If you've ever spent any time around kids, you know that they'll always find a way to play. What surprised me as I researched this article was just how long kids have played with things we'd recognize today as toys. It's staggering to think that thousands of years ago, kids made their own rudimentary versions of jacks, yo-yos and hula-hoops. One can only marvel at the ingenuity of children and their determination to find fun regardless of the circumstances.
- Bass, Carole. "The Erector Set Turns 100: Real-life Magic from a Yale Doctor." Yale Alumni Magazine. Dec. 5, 2013. (Nov. 25, 2014) https://www.yalealumnimagazine.com/blog_posts/1648
- Brewer, Susan. "Famous Character Dolls." Casemate Publishers. 2013. (Nov. 24, 2014) http://books.google.com/books?id=Y95laWk98uoC&printsec=frontcover#v=onepage&q&f=false
- British Museum, The. "Rag Doll." (Nov. 24, 2014) http://www.britishmuseum.org/explore/highlights/highlight_objects/gr/r/rag_doll.aspx
- Boyle, Laura. "The Game of Graces." The Jane Austen Centre. March 12, 2013. (Nov. 24, 2014) http://www.janeausten.co.uk/the-game-graces/

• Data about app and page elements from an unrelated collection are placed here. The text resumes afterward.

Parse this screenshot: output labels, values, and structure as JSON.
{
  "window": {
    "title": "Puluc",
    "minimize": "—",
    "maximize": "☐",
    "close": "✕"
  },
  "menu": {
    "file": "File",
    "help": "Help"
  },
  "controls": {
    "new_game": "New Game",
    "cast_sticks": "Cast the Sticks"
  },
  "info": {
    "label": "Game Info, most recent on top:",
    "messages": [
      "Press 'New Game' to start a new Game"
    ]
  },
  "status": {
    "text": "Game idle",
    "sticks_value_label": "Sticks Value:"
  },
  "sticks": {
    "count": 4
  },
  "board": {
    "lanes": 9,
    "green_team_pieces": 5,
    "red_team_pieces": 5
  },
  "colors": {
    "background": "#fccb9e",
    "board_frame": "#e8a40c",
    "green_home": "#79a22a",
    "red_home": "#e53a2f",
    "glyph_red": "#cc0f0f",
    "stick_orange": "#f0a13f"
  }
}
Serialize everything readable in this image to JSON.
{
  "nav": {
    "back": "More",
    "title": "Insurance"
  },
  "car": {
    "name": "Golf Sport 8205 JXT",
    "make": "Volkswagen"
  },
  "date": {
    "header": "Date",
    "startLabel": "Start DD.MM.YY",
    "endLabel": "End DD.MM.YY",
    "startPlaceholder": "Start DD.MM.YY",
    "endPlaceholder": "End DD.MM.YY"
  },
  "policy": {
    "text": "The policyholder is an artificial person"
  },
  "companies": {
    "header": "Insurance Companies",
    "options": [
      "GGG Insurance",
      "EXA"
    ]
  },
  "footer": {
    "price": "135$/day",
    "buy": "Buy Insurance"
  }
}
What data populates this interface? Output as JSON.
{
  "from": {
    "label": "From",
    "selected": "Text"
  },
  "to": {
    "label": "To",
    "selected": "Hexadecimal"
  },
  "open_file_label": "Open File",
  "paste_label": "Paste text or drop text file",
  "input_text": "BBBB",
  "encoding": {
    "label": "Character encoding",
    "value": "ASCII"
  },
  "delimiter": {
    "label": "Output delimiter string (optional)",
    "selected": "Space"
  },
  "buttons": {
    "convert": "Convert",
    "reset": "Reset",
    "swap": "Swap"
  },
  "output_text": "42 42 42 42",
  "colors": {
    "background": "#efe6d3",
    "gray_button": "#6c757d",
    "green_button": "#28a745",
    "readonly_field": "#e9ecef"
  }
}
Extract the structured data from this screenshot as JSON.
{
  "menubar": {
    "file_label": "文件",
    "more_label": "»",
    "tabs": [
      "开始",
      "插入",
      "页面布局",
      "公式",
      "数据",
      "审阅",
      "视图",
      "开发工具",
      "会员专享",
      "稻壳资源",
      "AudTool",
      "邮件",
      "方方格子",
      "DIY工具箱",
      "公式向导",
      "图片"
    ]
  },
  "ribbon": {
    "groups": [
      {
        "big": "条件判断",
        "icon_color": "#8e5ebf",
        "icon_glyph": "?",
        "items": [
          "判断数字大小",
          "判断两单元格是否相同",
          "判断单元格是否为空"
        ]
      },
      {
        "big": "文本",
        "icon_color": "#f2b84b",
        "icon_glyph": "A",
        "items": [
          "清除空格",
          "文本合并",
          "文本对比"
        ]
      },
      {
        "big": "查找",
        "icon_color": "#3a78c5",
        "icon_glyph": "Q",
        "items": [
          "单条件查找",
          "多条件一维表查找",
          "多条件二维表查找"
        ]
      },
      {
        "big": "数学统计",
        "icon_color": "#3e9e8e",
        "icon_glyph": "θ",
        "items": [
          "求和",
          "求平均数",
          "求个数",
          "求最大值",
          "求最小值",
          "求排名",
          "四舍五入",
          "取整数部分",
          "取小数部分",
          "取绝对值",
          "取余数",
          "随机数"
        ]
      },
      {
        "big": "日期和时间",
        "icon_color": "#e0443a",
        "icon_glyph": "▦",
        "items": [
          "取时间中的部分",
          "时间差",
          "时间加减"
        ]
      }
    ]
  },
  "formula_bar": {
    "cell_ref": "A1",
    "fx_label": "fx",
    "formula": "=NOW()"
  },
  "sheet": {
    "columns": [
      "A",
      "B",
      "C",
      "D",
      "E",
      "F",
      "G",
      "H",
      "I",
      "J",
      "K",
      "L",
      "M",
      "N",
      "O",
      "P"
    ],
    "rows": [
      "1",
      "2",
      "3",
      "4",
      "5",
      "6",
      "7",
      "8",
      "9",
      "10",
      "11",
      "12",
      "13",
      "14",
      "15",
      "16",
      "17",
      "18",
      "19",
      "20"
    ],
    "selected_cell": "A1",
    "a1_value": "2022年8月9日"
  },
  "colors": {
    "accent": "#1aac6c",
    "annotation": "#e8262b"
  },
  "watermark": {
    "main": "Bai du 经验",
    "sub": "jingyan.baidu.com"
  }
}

- McMahon, Felicia. "History of Toys." Encyclopedia Britannica. May 15, 2014. (Nov. 24, 2014) http://www.britannica.com/EBchecked/topic/601284/toy/274906/History-of-toys
- Patrick, Bethanne Kelly and John Milliken Thompson. "An Uncommon History of Common Things." National Geographic Books. 2009.
- Powerhouse Museum. "Rocking Horse, 1875-1900." (Nov. 24, 2014) http://www.powerhousemuseum.com/collection/database/?irn=37763
- Scott, Sharon. "Toys and American Culture." Greenwood. 2009.
- Sobey, Ed and Sobey, Woody. "The Way Toys Work." Chicago Review Press. 2008.
- Strong National Museum of Play. "Duncan Yo-Yo." (Nov. 24, 2014) http://www.toyhalloffame.org/toys/duncan-yo-yo
- Strong National Museum of Play. "Erector Set." (Nov. 24, 2014) http://www.toyhalloffame.org/toys/erector-set
- Strong National Museum of Play. "Jacks." (Nov. 24, 2014) http://www.toyhalloffame.org/toys/jacks
- Strong National Museum of Play. "Lincoln Logs." (Nov. 24, 2014) http://www.toyhalloffame.org/toys/lincoln-logs
- Strong National Museum of Play. "Marbles." (Nov. 24, 2014) http://www.toyhalloffame.org/toys/marbles
- Strong National Museum of Play. "Rocking Horse." (Nov. 24, 2014) http://www.toyhalloffame.org/toys/rocking-horse
- Townsend, Allie. "Yo-Yo." Time. Feb. 16, 2011. (Nov. 24, 2014) http://content.time.com/time/specials/packages/article/0,28804,2049243_2048646_2048990,00.html
- University of Waterloo. "Bilboquet: Cup and Ball or Ring and Pin Games." (Nov. 24, 2014) http://www.gamesmuseum.uwaterloo.ca/VirtualExhibits/bilboquet/pages/